*** Opening of EXCERPTED DATA ***

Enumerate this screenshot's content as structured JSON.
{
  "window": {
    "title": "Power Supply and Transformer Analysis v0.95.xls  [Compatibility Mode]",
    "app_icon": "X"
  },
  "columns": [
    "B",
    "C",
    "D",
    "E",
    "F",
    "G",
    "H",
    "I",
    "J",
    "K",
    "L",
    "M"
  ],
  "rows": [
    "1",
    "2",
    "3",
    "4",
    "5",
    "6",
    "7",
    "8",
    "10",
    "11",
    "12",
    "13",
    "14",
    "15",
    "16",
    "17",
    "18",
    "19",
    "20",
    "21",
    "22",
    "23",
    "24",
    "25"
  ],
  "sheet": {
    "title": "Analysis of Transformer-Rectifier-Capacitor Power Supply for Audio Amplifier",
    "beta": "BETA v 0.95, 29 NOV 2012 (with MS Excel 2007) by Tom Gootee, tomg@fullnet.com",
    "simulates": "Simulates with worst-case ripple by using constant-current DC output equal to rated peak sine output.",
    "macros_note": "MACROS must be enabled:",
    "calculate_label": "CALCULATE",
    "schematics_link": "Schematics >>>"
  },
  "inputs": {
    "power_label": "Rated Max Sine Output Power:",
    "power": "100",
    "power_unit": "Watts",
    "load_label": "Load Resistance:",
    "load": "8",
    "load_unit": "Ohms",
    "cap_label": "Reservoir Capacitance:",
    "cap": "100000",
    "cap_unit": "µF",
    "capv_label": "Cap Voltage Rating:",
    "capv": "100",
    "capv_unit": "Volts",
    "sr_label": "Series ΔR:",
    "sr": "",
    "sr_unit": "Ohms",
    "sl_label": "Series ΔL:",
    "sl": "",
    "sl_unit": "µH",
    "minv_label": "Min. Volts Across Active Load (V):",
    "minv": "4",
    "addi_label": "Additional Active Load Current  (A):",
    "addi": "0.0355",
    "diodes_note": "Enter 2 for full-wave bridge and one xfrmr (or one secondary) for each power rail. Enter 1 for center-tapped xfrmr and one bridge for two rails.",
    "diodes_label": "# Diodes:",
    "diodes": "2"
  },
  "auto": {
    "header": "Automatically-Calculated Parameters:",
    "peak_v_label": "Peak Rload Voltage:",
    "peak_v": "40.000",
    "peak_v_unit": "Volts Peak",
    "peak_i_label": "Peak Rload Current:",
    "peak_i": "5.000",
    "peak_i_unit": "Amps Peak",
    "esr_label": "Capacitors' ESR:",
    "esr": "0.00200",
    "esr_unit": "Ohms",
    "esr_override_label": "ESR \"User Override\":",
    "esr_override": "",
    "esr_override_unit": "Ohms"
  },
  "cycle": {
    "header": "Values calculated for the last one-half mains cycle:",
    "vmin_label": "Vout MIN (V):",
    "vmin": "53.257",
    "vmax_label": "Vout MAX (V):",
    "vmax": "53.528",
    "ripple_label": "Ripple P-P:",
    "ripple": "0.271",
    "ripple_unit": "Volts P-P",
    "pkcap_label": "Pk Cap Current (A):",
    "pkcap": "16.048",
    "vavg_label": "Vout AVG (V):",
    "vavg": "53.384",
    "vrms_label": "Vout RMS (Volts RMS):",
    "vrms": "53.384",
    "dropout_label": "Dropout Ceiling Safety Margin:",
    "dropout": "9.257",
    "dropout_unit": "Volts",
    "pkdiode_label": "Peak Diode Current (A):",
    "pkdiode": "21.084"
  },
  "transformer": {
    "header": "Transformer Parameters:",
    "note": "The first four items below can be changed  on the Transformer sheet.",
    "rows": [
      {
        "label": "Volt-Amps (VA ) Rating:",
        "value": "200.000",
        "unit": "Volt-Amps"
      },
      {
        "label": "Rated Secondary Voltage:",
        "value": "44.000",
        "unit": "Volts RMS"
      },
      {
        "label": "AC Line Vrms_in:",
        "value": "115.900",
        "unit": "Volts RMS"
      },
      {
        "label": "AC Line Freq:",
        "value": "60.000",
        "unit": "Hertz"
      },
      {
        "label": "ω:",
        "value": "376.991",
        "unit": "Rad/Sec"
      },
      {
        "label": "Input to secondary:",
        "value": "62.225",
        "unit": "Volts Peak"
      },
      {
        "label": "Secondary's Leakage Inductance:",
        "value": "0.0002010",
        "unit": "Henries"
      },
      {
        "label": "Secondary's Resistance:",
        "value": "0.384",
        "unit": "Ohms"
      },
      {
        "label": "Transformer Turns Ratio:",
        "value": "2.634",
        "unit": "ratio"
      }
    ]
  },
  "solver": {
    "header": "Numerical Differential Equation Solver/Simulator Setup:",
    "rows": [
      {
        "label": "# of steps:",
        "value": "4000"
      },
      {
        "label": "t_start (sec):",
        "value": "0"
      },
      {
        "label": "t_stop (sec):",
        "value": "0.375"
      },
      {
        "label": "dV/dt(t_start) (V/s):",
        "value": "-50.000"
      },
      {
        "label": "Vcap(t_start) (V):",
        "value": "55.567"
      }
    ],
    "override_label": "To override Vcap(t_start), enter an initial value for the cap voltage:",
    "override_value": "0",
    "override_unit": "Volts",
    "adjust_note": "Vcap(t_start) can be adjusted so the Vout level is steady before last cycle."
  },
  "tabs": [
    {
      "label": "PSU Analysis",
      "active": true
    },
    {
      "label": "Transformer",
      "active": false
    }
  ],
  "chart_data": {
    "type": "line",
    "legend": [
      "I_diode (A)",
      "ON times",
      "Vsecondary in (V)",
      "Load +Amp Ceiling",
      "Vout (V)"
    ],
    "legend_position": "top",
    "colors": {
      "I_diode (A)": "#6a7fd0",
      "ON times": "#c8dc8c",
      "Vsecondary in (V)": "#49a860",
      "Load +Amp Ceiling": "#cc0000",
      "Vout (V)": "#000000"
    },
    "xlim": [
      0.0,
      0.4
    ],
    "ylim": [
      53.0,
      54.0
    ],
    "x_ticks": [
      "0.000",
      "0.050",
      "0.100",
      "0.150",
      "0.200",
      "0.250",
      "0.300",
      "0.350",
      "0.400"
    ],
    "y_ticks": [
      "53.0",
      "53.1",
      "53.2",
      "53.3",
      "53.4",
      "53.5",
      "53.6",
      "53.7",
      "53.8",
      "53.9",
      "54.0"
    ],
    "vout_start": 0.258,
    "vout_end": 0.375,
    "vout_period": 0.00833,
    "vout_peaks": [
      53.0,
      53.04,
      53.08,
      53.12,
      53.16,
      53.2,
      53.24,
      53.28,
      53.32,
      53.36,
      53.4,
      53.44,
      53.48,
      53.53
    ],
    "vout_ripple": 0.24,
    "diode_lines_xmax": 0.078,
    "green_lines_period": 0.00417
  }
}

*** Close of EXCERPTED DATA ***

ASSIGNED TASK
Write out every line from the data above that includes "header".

EXPECTED OUTPUT
    "header": "Automatically-Calculated Parameters:",
    "header": "Values calculated for the last one-half mains cycle:",
    "header": "Transformer Parameters:",
    "header": "Numerical Differential Equation Solver/Simulator Setup:",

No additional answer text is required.